Milkweed - Asclepias Tuberosa - Hummingbird's Favorite Dish & Butterflies Too!
The milkweed plant is an essential addition for homeowners who desire butterflies to be part of their outdoor community, attracting the famous monarch butterfly in particular. It is native to the eastern region of North America. An upright plant, this perennial may reach two feet to six feet tall.
Its leaves emerge from a sturdy stalk as waxy, pointed, and dark green. Soon, as the plant matures, the leaves grow large and become more reddish. They eventually fall from the stem, and the well-known milky substance oozes from the growing plant. Stems eventually turn hollow and hairy. The pink to fragrant purple flowers bloom from June to August.
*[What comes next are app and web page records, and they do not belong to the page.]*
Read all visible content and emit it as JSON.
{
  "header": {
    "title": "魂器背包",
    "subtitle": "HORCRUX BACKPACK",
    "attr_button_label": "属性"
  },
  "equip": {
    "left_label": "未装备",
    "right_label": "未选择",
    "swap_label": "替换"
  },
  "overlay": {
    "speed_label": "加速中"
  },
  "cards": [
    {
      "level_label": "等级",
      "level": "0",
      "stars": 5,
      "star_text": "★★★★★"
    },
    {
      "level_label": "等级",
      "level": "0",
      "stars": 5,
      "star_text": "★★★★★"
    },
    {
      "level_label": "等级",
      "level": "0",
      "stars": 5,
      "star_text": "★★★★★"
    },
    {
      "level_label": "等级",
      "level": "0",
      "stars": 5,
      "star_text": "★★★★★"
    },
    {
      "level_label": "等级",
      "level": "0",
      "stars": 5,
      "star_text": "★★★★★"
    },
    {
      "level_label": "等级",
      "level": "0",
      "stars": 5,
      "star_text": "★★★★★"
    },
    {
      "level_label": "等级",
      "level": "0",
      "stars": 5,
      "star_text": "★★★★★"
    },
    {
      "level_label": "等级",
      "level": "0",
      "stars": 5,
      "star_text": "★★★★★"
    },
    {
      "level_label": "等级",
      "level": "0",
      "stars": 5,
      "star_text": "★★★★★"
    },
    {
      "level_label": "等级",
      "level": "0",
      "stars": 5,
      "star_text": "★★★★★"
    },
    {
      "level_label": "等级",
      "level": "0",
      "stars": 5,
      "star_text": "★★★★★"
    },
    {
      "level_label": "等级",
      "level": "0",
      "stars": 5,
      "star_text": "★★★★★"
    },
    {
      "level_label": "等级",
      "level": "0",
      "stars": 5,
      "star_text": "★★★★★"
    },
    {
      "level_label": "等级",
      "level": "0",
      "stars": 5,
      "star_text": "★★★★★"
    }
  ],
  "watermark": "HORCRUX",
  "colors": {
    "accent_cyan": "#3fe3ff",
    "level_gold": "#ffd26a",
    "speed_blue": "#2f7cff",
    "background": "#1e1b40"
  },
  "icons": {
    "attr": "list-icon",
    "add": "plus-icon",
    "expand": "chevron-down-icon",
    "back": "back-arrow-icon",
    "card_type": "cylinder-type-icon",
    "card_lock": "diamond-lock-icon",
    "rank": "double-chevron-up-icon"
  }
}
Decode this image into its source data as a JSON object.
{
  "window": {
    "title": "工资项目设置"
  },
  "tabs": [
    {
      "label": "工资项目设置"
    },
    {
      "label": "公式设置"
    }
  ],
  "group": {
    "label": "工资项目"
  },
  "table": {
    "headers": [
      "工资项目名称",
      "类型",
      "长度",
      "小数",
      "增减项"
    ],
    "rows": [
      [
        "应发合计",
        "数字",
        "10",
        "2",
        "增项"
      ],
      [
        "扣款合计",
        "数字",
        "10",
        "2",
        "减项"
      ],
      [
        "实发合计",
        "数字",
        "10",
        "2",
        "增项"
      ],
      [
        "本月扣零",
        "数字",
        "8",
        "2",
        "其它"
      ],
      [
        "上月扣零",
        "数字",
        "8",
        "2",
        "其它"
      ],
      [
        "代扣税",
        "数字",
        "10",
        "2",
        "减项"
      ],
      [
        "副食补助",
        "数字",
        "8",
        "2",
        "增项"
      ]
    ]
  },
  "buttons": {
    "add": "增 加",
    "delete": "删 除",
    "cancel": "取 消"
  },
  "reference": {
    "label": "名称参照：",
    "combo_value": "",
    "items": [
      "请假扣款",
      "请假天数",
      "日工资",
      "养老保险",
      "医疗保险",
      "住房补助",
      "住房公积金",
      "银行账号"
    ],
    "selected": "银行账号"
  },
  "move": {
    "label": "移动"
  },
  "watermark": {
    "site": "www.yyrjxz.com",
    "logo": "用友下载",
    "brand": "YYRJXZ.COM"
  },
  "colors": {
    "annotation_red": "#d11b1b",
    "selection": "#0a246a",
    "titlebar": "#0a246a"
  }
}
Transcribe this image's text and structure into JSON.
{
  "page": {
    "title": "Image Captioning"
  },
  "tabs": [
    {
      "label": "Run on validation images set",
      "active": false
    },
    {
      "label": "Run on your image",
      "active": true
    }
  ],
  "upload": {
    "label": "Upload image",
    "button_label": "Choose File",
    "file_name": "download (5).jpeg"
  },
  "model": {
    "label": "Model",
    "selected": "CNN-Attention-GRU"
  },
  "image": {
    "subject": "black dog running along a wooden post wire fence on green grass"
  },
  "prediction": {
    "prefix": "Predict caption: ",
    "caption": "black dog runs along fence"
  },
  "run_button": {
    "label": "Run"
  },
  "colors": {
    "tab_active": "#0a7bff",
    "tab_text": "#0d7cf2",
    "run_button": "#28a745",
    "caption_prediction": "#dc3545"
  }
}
The milkweed is hardy in zones four to nine and grows best in full sun to partial shade. This plant will produce much better if gardeners apply the stratification process before germinating seeds. That involves placing seeds in moist soil and refrigerating them for three weeks before switching them to warmer temperatures for six weeks. This last step can be accomplished with grow lights in colder climates. Baby plants should stay moist, and once they have become a couple of leaves. You should plant the seedlings in a sunny location in the yard. The milkweed will send down a long taproot and benefit from mulching; Milkweed can incorporate these plants with other flowers in a border, meadow, or naturalized areas. Milkweed can offer many beneficial insects plenty of pollen as well. Once fall and winter set in, the homeowner can leave dead stalks in their landscape, which will attract birds in the early spring who like to use the dead stems for their nests. These hollow stalks are also beautiful spots for over-wintering insects, attracting wildlife looking for food during the cold months.